To comfortably immerse the user in a virtual environment, the VR helmet must have a high resolution, operate at a high frequency (a frequency of 90 hertz and higher is considered a comfortable indicator), and also calculate an image for the entire field of view around the head. This leads to the fact that VR-helmets require a connection to a sufficiently powerful computer for their work, and stand-alone helmets at the current level of technology development significantly lag behind the characteristics of the connected ones.
As a solution, engineers have been developing technology for foveal image rendering for VR helmets based on the characteristics of human vision for several years. The fact is that we see a clear only a small area in the centre (foveal zone) of our field of view, and peripheral areas of vision capture much less detail. Accordingly, computing resources can be saved by tracking the direction of view and drawing only the central area with high resolution.
Researchers at Facebook Reality Labs, led by Gizem Rufo, have created a neural network capable of taking images with a clear foveal zone and rare pixels in the peripheral zone, and restore it to a high-quality image that looks like the original image to the average user. The algorithm works on the basis of the U-Net network, which has a decoder structure.

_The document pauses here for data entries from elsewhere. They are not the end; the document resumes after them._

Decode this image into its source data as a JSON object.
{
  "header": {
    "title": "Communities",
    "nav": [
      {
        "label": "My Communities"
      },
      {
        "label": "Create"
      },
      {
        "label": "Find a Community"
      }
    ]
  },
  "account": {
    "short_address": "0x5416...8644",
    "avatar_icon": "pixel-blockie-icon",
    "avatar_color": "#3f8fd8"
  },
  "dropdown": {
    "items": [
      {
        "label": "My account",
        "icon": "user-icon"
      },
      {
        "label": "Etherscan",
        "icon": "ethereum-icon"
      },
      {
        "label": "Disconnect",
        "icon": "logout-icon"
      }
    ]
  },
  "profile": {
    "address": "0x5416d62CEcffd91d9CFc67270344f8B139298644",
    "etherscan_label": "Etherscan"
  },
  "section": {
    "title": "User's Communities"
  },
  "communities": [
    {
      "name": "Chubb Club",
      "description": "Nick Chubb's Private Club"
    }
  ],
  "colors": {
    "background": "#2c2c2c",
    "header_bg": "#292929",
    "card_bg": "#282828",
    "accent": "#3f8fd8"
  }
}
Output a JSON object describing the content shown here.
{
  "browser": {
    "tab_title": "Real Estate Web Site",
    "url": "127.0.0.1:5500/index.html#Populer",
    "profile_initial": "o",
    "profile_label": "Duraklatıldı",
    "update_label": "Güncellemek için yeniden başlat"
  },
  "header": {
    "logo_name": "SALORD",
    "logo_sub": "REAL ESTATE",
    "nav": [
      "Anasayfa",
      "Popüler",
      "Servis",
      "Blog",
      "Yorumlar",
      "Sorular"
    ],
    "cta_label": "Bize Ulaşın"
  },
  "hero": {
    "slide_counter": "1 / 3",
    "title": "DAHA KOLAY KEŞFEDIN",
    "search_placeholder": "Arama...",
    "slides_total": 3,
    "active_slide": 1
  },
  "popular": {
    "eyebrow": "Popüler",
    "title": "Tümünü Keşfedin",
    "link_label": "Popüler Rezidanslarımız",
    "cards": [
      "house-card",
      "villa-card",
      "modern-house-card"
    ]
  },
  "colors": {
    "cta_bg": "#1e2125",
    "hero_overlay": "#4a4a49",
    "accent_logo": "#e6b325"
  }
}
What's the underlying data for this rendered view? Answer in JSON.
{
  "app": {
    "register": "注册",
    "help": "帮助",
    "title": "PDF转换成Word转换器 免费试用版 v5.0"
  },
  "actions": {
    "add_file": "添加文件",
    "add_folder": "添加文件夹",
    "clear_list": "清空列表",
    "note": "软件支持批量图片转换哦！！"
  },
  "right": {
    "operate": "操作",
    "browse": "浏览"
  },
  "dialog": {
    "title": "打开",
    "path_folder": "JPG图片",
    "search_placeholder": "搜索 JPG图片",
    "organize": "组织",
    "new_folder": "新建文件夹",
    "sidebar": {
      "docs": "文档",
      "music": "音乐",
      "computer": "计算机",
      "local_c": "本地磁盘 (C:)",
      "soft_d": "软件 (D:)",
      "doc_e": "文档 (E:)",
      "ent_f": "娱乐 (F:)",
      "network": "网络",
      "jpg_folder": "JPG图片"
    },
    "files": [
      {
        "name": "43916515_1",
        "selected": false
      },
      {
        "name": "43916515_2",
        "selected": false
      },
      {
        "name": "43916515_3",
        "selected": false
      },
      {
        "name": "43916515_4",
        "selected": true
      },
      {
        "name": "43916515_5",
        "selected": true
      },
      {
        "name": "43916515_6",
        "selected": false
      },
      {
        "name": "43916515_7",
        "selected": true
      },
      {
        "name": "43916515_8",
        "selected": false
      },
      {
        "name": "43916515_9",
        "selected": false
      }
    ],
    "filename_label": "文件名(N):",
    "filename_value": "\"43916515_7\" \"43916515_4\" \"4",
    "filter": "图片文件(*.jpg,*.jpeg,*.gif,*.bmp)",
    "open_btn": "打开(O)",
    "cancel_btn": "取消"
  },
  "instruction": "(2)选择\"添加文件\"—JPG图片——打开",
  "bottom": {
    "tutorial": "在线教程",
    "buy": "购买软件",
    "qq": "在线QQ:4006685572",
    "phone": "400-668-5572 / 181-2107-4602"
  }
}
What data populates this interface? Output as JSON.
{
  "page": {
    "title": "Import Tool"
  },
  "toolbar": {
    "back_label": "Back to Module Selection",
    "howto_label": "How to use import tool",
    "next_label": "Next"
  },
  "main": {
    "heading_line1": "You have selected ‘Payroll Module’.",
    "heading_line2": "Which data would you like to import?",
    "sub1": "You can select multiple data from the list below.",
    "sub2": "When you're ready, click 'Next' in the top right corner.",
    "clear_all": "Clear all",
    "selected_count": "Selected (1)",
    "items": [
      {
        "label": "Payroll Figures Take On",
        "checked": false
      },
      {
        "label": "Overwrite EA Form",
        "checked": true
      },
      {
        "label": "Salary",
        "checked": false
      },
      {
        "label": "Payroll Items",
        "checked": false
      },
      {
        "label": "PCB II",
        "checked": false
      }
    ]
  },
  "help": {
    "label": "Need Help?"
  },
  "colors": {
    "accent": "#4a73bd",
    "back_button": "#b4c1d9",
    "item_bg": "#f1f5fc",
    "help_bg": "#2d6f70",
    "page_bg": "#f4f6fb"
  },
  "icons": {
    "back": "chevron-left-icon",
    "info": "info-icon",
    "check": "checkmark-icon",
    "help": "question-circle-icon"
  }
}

Since the neural network works with video — that is, a sequence of frames that are semantically interconnected — the results of restoring neighbouring frames must be consistent with each other. For this, the developers added recurrence blocks to the algorithm, which use the network state on the current frame to restore the next one.
In addition, the developers used the popular architecture of the generative-competitive neural network for training, in which the result of the generator (the main neural network) is given to the discriminator (the testing network), which tries to determine whether this image is real or created by the algorithm. Thanks to this, both parts are constantly trained and over time the generator significantly improves the quality of its work.
Researchers trained the algorithm on a dataset from various videos, such as humans or animals. The original videos were processed by an algorithm that randomly moved the direction of view and washed almost all the pixels outside the central field of view from the frame. As a result, the developers were able to train the algorithm to recreate frames with fairly high quality. For example, a study on volunteers showed that as the pixels were compressed (increasing the proportion of erased pixels), the visibility of the image artifacts increased, but only when compressed 37 times 50 %.
The developers note that they used a computer with four NVIDIA Tesla V100 graphics cards to operate the neural network. However, the power of these video accelerators is so high that if used for conventional rendering at a frequency of 90 hertz, the authors could probably get much more a better image than when restored by a neural network, so the purpose of the work seems to be entirely exploratory.